Let us consider a Project on House Construction. We would segregate the entire project into three milestones - Laying Foundation, Building Structure and Finishing Touches (Painting, Plumbing, Electrical Fittings etc). These milestones are sequential in nature, as Structure can start only after laying the Foundation, and painting etc. can only start after building the structure. These milestones would need certain time to complete, which in all likelihood can not be completed in a constant time. Foundation can be completed between 10 to 20 days, with 15 days being the most likely value. Same is the case with building the structure (wall, roof etc.) and Finishing touches. This process can be shown as below.  

 

 

 

 

 

 

 

 

 

 

 

 

 

 

 

 

 

 

 

 

 

 

 

The total Time to Completion is certainly not additive. There is a Probability attached to each value, with Likely Value having highest Probability. Now it is entirely possible that Foundation can take 18 days, Structure 32 days and Finishing Touches 40 days. In the same way, numerous other possibilities are there, depending on the time each milestone takes between the range. Hence Completed Home would depend on these numerous possibilities, and we need to talk in terms of Likelihood of Completed Home, instead of a Fixed Value. Hence we would say "there is 75% likelihood of completing home in 80 days". Hence we would need to Simulate these numerous possibilities. 

 

Analogous situation would arise, when we have variable returns from several Investments, and we want to know Combined return.

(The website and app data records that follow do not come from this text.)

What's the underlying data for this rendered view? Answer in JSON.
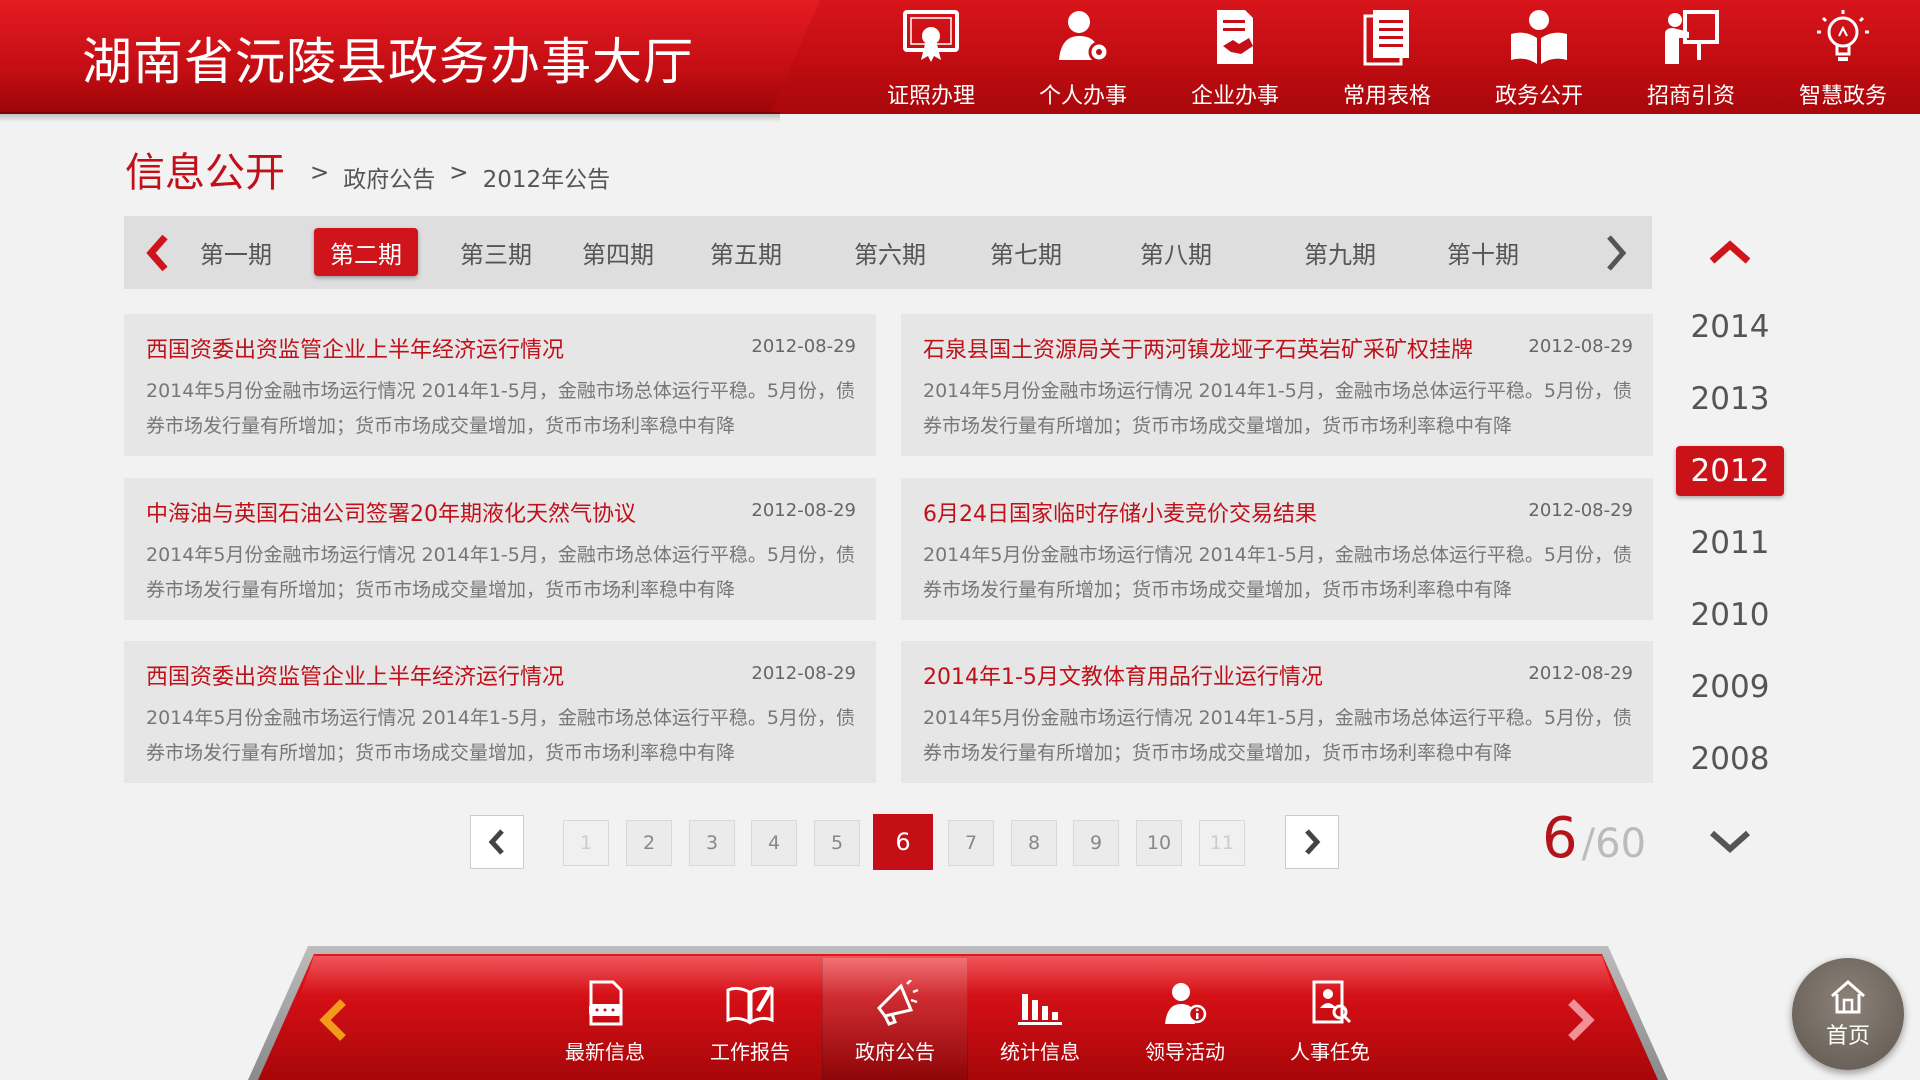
{
  "header": {
    "title": "湖南省沅陵县政务办事大厅",
    "nav": [
      {
        "label": "证照办理",
        "icon": "certificate-icon"
      },
      {
        "label": "个人办事",
        "icon": "person-gear-icon"
      },
      {
        "label": "企业办事",
        "icon": "handshake-document-icon"
      },
      {
        "label": "常用表格",
        "icon": "forms-icon"
      },
      {
        "label": "政务公开",
        "icon": "open-book-icon"
      },
      {
        "label": "招商引资",
        "icon": "presenter-board-icon"
      },
      {
        "label": "智慧政务",
        "icon": "lightbulb-icon"
      }
    ]
  },
  "section": {
    "title": "信息公开",
    "breadcrumb": [
      ">",
      "政府公告",
      ">",
      "2012年公告"
    ]
  },
  "issues": {
    "prev_icon": "chevron-left-icon",
    "next_icon": "chevron-right-icon",
    "tabs": [
      "第一期",
      "第二期",
      "第三期",
      "第四期",
      "第五期",
      "第六期",
      "第七期",
      "第八期",
      "第九期",
      "第十期"
    ],
    "active_index": 1
  },
  "articles": [
    {
      "title": "西国资委出资监管企业上半年经济运行情况",
      "date": "2012-08-29",
      "summary": "2014年5月份金融市场运行情况 2014年1-5月，金融市场总体运行平稳。5月份，债券市场发行量有所增加；货币市场成交量增加，货币市场利率稳中有降"
    },
    {
      "title": "石泉县国土资源局关于两河镇龙垭子石英岩矿采矿权挂牌",
      "date": "2012-08-29",
      "summary": "2014年5月份金融市场运行情况 2014年1-5月，金融市场总体运行平稳。5月份，债券市场发行量有所增加；货币市场成交量增加，货币市场利率稳中有降"
    },
    {
      "title": "中海油与英国石油公司签署20年期液化天然气协议",
      "date": "2012-08-29",
      "summary": "2014年5月份金融市场运行情况 2014年1-5月，金融市场总体运行平稳。5月份，债券市场发行量有所增加；货币市场成交量增加，货币市场利率稳中有降"
    },
    {
      "title": "6月24日国家临时存储小麦竞价交易结果",
      "date": "2012-08-29",
      "summary": "2014年5月份金融市场运行情况 2014年1-5月，金融市场总体运行平稳。5月份，债券市场发行量有所增加；货币市场成交量增加，货币市场利率稳中有降"
    },
    {
      "title": "西国资委出资监管企业上半年经济运行情况",
      "date": "2012-08-29",
      "summary": "2014年5月份金融市场运行情况 2014年1-5月，金融市场总体运行平稳。5月份，债券市场发行量有所增加；货币市场成交量增加，货币市场利率稳中有降"
    },
    {
      "title": "2014年1-5月文教体育用品行业运行情况",
      "date": "2012-08-29",
      "summary": "2014年5月份金融市场运行情况 2014年1-5月，金融市场总体运行平稳。5月份，债券市场发行量有所增加；货币市场成交量增加，货币市场利率稳中有降"
    }
  ],
  "years": {
    "up_icon": "chevron-up-icon",
    "down_icon": "chevron-down-icon",
    "items": [
      "2014",
      "2013",
      "2012",
      "2011",
      "2010",
      "2009",
      "2008"
    ],
    "active": "2012"
  },
  "pagination": {
    "pages": [
      "1",
      "2",
      "3",
      "4",
      "5",
      "6",
      "7",
      "8",
      "9",
      "10",
      "11"
    ],
    "current": "6",
    "slash": "/",
    "total": "60"
  },
  "dock": {
    "items": [
      {
        "label": "最新信息",
        "icon": "new-document-icon"
      },
      {
        "label": "工作报告",
        "icon": "book-pen-icon"
      },
      {
        "label": "政府公告",
        "icon": "megaphone-icon"
      },
      {
        "label": "统计信息",
        "icon": "bar-chart-icon"
      },
      {
        "label": "领导活动",
        "icon": "person-info-icon"
      },
      {
        "label": "人事任免",
        "icon": "document-search-icon"
      }
    ],
    "active_index": 2
  },
  "home": {
    "label": "首页",
    "icon": "home-icon"
  },
  "colors": {
    "primary_red": "#c40f16",
    "title_red": "#c0111a",
    "background": "#f2f2f2"
  }
}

Or there could be variable Sales (within a range) from several Geographies and an Organization wants to know its Total Sales. In all these cases, we are building a Scenario of Business Outcome with an attached probability. 

 

The situation can become more complex when the variables do take complex probabilities like a Normal Distribution, Binomial Distribution, Weibull Distribution and so on. 

 

Now  look at this problem from a different angle. Let us assume, we know the Probability Distribution of Time to Complete a Home from historical data. In order to complete the Home, some forklift has to be rented, in order to move things around. If one rents the equipment for the pessimistic value (max time to complete a house), and if the house is completed before that, then he loses money by renting it for extra time. If he rents it for optimistic time, and if the house is not completed in that time, then he there would be disruption in the project, and cost associated with renting it again. What should be best case scenario (no. of days) for renting the forklift. This is again a "What-if Analysis" example, and solved by Simulation Techniques. 

 

"Simulation" can be considered a STATISTICAL EXPERIMENT, on a computer model developed for a Real Life system. The following picture illustrates how Simulation fits into the analysis of a real life system. The comparison between Analytical Mathematical solutions and Simulation Based solutions can be understood by a simple example. The Analytical Solution for Gravity is the Newton's formula of gravity. A Simulation for Gravity would be allowing several objects of differing sizes at different height to fall and then develop a scenario  out of all the results (e.g. Terminal speed of the object at hitting the ground). 

 

Why do we need Simulation? Because finding and solving an exact Analytical Solution is very difficult for most of the real-life complex systems. A simulation model is based on set of assumptions about the operation of a system, expressed as mathematical or logical relations between the objects of interest in the system.  The simulation process involves running the model through time, usually on a computer, to generate representative samples of the function of the System. In effect, once again we are inferring something about the Population based on Sample, which we learnt in Training Link for Inferential Statistics. 

 

Please use the downloadable Excel Sheet to get familiarized with this technique.